This post is the first in a new feature in which we’ll focus exclusively on some of the most widely read works of literature. In each guide, we aim to compile resources for students and average readers of some famous, and sometimes famously difficult, books. We would love to hear feedback from you, our readers, on how we might refine or improve this feature (and what books we should cover). Also, please feel free to leave your favorite online resources in the comments if we fail to include them in our guide. There is no way to include everything, but we will attempt to select some of the best free online resources available.
Written between 1947 and 1948 on the Scottish island of Jura while its author recovered from tuberculosis, George Orwell’s 1984 is perhaps the most persuasive and terrifying dystopian novel ever published. It’s also perhaps the most culturally relevant, contributing terms like doublethink, thoughtcrime, historical revisionism, memory hole, and Big Brother to our everyday language as signifiers for the behaviors of totalitarian states. In the novel, the world has been carved up by three such perpetually warring superstates. Ruled by the very Stalinist-like ideology of “Ingsoc” (English Socialism), the state of Oceana is home to everyman protagonist Winston Smith, who briefly battles to assert his individual will against the inexorable mechanism of total state control.
Although Orwell identified himself explicitly as a democratic socialist, when he wrote the novel, he feared that British democracy would fall to some form of fascism or to the highly repressive Soviet-style communism of Stalin’s Russia. Though he turned out to be wrong in his specific predictions—and perhaps about the individual’s power to resist—his unimaginable future projections feel as baleful as ever. After the recent revelations about the scope of the NSA’s data mining and surveillance programs, sales of 1984 have shot through the roof (in June, Amazon reported a 5,000 percent increase). This is not especially surprising, but one would hope that all those people buying the book are actually reading it. And if most of them aren’t, thousands of high school and college students are, since it’s a book English teachers routinely assign. With all of these new and current readers of Orwell’s classic, we thought it would be timely to focus our first Book Guide on the novel.
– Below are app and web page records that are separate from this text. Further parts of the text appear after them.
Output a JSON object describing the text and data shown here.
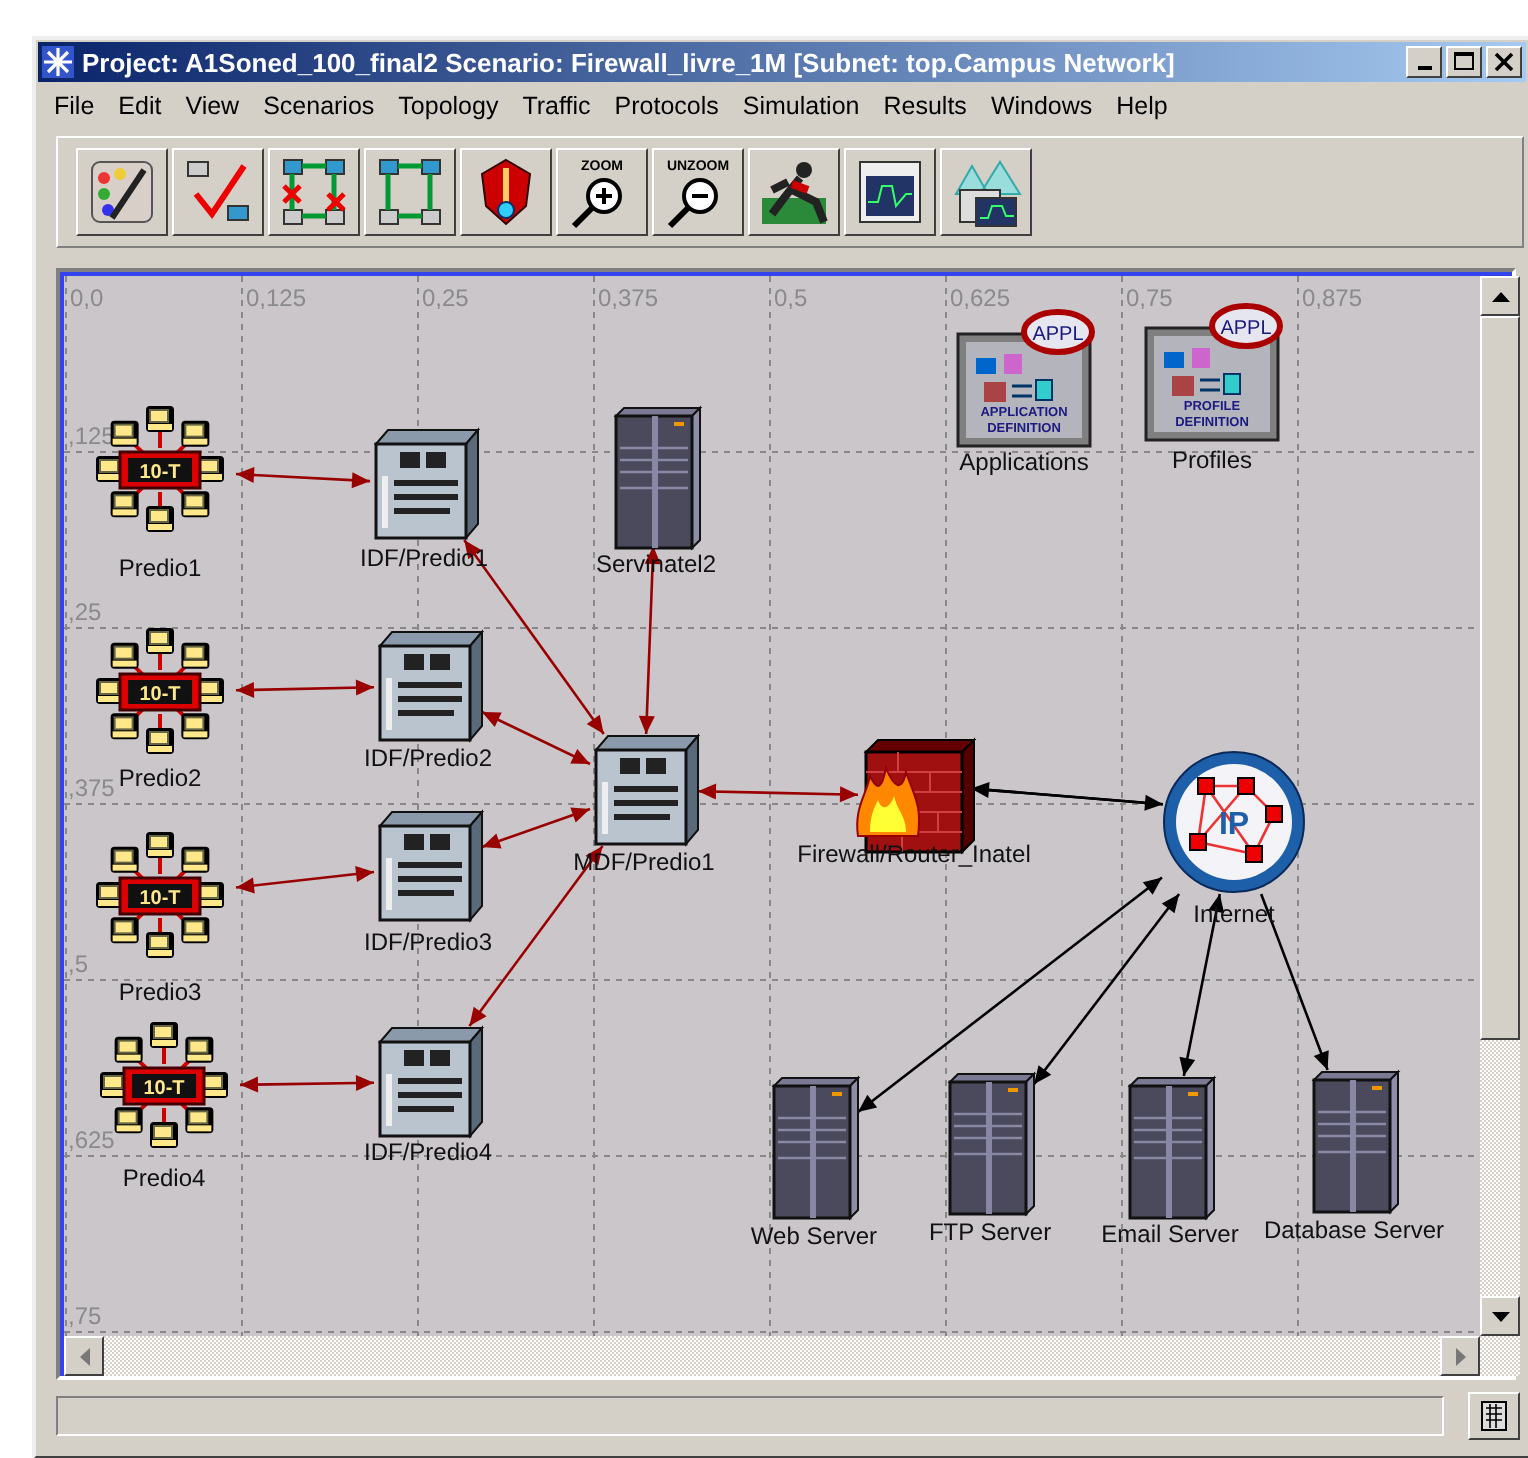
{
  "window": {
    "title": "Project: A1Soned_100_final2 Scenario: Firewall_livre_1M  [Subnet: top.Campus Network]"
  },
  "menu": [
    "File",
    "Edit",
    "View",
    "Scenarios",
    "Topology",
    "Traffic",
    "Protocols",
    "Simulation",
    "Results",
    "Windows",
    "Help"
  ],
  "toolbar": [
    {
      "kind": "palette"
    },
    {
      "kind": "check-links"
    },
    {
      "kind": "fail-links"
    },
    {
      "kind": "recover-links"
    },
    {
      "kind": "flag"
    },
    {
      "kind": "zoom",
      "label": "ZOOM"
    },
    {
      "kind": "unzoom",
      "label": "UNZOOM"
    },
    {
      "kind": "runner"
    },
    {
      "kind": "graph"
    },
    {
      "kind": "graphs"
    }
  ],
  "grid": {
    "x_labels": [
      "0,0",
      "0,125",
      "0,25",
      "0,375",
      "0,5",
      "0,625",
      "0,75",
      "0,875"
    ],
    "y_labels": [
      ",125",
      ",25",
      ",375",
      ",5",
      ",625",
      ",75"
    ]
  },
  "nodes": [
    {
      "kind": "hub",
      "label": "Predio1",
      "icon_text": "10-T"
    },
    {
      "kind": "hub",
      "label": "Predio2",
      "icon_text": "10-T"
    },
    {
      "kind": "hub",
      "label": "Predio3",
      "icon_text": "10-T"
    },
    {
      "kind": "hub",
      "label": "Predio4",
      "icon_text": "10-T"
    },
    {
      "kind": "switch",
      "label": "IDF/Predio1"
    },
    {
      "kind": "switch",
      "label": "IDF/Predio2"
    },
    {
      "kind": "switch",
      "label": "IDF/Predio3"
    },
    {
      "kind": "switch",
      "label": "IDF/Predio4"
    },
    {
      "kind": "server",
      "label": "Servinatel2"
    },
    {
      "kind": "switch",
      "label": "MDF/Predio1"
    },
    {
      "kind": "firewall",
      "label": "Firewall/Router_Inatel"
    },
    {
      "kind": "cloud",
      "label": "Internet",
      "icon_text": "IP"
    },
    {
      "kind": "config",
      "label": "Applications",
      "badge": "APPL",
      "icon_lines": [
        "APPLICATION",
        "DEFINITION"
      ]
    },
    {
      "kind": "config",
      "label": "Profiles",
      "badge": "APPL",
      "icon_lines": [
        "PROFILE",
        "DEFINITION"
      ]
    },
    {
      "kind": "server",
      "label": "Web Server"
    },
    {
      "kind": "server",
      "label": "FTP Server"
    },
    {
      "kind": "server",
      "label": "Email Server"
    },
    {
      "kind": "server",
      "label": "Database Server"
    }
  ],
  "links": [
    {
      "kind": "duplex",
      "color": "#990000"
    },
    {
      "kind": "duplex",
      "color": "#990000"
    },
    {
      "kind": "duplex",
      "color": "#990000"
    },
    {
      "kind": "duplex",
      "color": "#990000"
    },
    {
      "kind": "duplex",
      "color": "#990000"
    },
    {
      "kind": "duplex",
      "color": "#990000"
    },
    {
      "kind": "duplex",
      "color": "#990000"
    },
    {
      "kind": "duplex",
      "color": "#990000"
    },
    {
      "kind": "duplex",
      "color": "#990000"
    },
    {
      "kind": "duplex",
      "color": "#990000"
    },
    {
      "kind": "simplex",
      "color": "#000000"
    },
    {
      "kind": "simplex",
      "color": "#000000"
    },
    {
      "kind": "duplex",
      "color": "#000000"
    },
    {
      "kind": "duplex",
      "color": "#000000"
    },
    {
      "kind": "duplex",
      "color": "#000000"
    },
    {
      "kind": "simplex",
      "color": "#000000"
    }
  ]
}
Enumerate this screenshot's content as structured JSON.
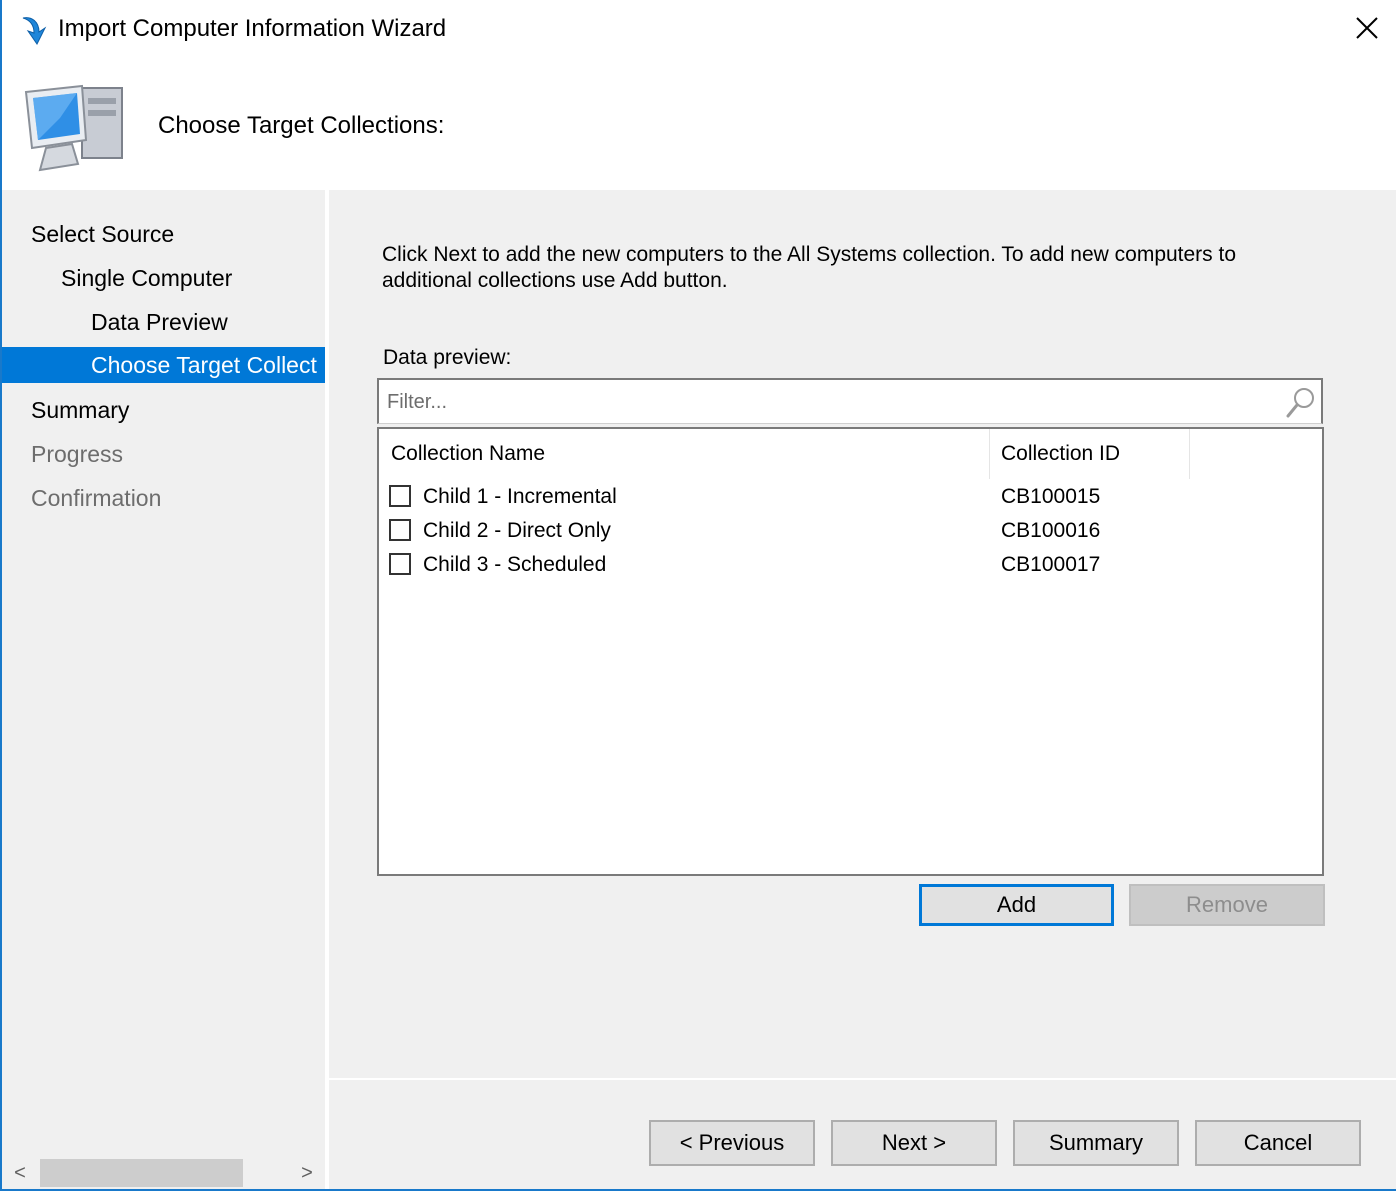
{
  "window": {
    "title": "Import Computer Information Wizard",
    "accent_color": "#0078d7",
    "icons": {
      "title": "wizard-arrow-icon",
      "header": "computer-icon",
      "close": "close-icon"
    }
  },
  "header": {
    "title": "Choose Target Collections:"
  },
  "nav": {
    "items": [
      {
        "label": "Select Source",
        "state": "normal"
      },
      {
        "label": "Single Computer",
        "state": "normal"
      },
      {
        "label": "Data Preview",
        "state": "normal"
      },
      {
        "label": "Choose Target Collect",
        "state": "selected"
      },
      {
        "label": "Summary",
        "state": "normal"
      },
      {
        "label": "Progress",
        "state": "disabled"
      },
      {
        "label": "Confirmation",
        "state": "disabled"
      }
    ],
    "scroll_left": "<",
    "scroll_right": ">"
  },
  "main": {
    "info_text": "Click Next to add the new computers to the All Systems collection. To add new computers to additional collections use Add button.",
    "data_preview_label": "Data preview:",
    "filter": {
      "value": "",
      "placeholder": "Filter..."
    },
    "columns": [
      "Collection Name",
      "Collection ID"
    ],
    "rows": [
      {
        "name": "Child 1 - Incremental",
        "id": "CB100015",
        "checked": false
      },
      {
        "name": "Child 2 - Direct Only",
        "id": "CB100016",
        "checked": false
      },
      {
        "name": "Child 3 - Scheduled",
        "id": "CB100017",
        "checked": false
      }
    ],
    "add_label": "Add",
    "remove_label": "Remove"
  },
  "footer": {
    "previous_label": "< Previous",
    "next_label": "Next >",
    "summary_label": "Summary",
    "cancel_label": "Cancel"
  }
}
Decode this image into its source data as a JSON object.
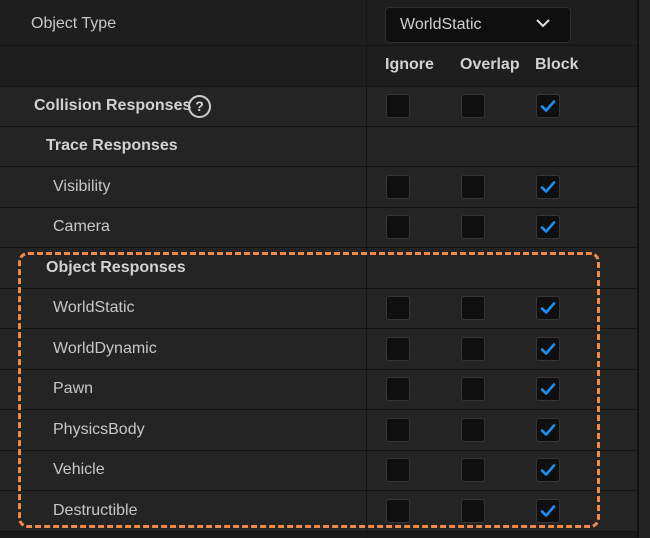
{
  "object_type": {
    "label": "Object Type",
    "value": "WorldStatic"
  },
  "columns": {
    "ignore": "Ignore",
    "overlap": "Overlap",
    "block": "Block"
  },
  "collision_responses": {
    "label": "Collision Responses",
    "help_glyph": "?",
    "ignore": false,
    "overlap": false,
    "block": true
  },
  "trace_responses": {
    "label": "Trace Responses",
    "items": [
      {
        "label": "Visibility",
        "ignore": false,
        "overlap": false,
        "block": true
      },
      {
        "label": "Camera",
        "ignore": false,
        "overlap": false,
        "block": true
      }
    ]
  },
  "object_responses": {
    "label": "Object Responses",
    "items": [
      {
        "label": "WorldStatic",
        "ignore": false,
        "overlap": false,
        "block": true
      },
      {
        "label": "WorldDynamic",
        "ignore": false,
        "overlap": false,
        "block": true
      },
      {
        "label": "Pawn",
        "ignore": false,
        "overlap": false,
        "block": true
      },
      {
        "label": "PhysicsBody",
        "ignore": false,
        "overlap": false,
        "block": true
      },
      {
        "label": "Vehicle",
        "ignore": false,
        "overlap": false,
        "block": true
      },
      {
        "label": "Destructible",
        "ignore": false,
        "overlap": false,
        "block": true
      }
    ]
  },
  "colors": {
    "check": "#1f8cf0",
    "highlight": "#f08a4b"
  }
}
Please feel free to suggest additional resources in the comments (though we prefer not to include Spark Notes and other summaries).
First, the book itself is available free online in several formats, including Kindle, ePub, and PDF at the Internet Archive. (Also see another version hosted by the University of Adelaide in Australia.) The Internet Archive also hosts the novel as an Audio Book.
Read Orwell’s letter on why he wrote the book, or rather, why he would write it. The letter was written in 1944, three years before Orwell actually wrote the novel, and five years before it was first published.
You might also be interested in Aldous Huxley’s 1949 letter to Orwell, in which Huxley compares 1984 to his own earlier futurist dystopia Brave New World, concluding, of course, that his book is the truer.
Background, Reviews, and Criticism:
The original 1949 New York Times review of the novel—“a work of pure horror.”
The original 1949 Guardian review.
Margaret Atwood, contemporary author of widely read dystopian fiction, writes about the influence of Orwell on her work.
Thomas Pynchon’s essay “The Road to 1984” (originally published as the foreward to the 2003 Centennial edition of the book).
Charles’ George Orwell Links, “the Orwell web source since 1995,” has a wealth of information about the author and the novel.
BBC Radio 4 has several essays and other resources at their “Real George Orwell” page.
A “Visual History” of 1984 book covers.
The first adaptation of Orwell’s novel: a 1949 radio drama starring David Niven.
An online comic book adaptation (no substitute for the book!)
Orwell Rolls in His Grave, a documentary by Robert Kane Pappas exploring the Orwellian character of contemporary American media and featuring, among many others, Charles Lewis, director of the Center for Public Integrity, Vincent Bugliosi, former L.A. prosecutor and legal scholar, film director and author Michael Moore, Rep. Bernie Sanders, Danny Schecter, author and former producer for ABC and CNN, and Tony Benn, former member of the British Parliament.
Again, this is a very partial list of those resources available for free online. Please feel free suggest additional online resources for the novel in the comments.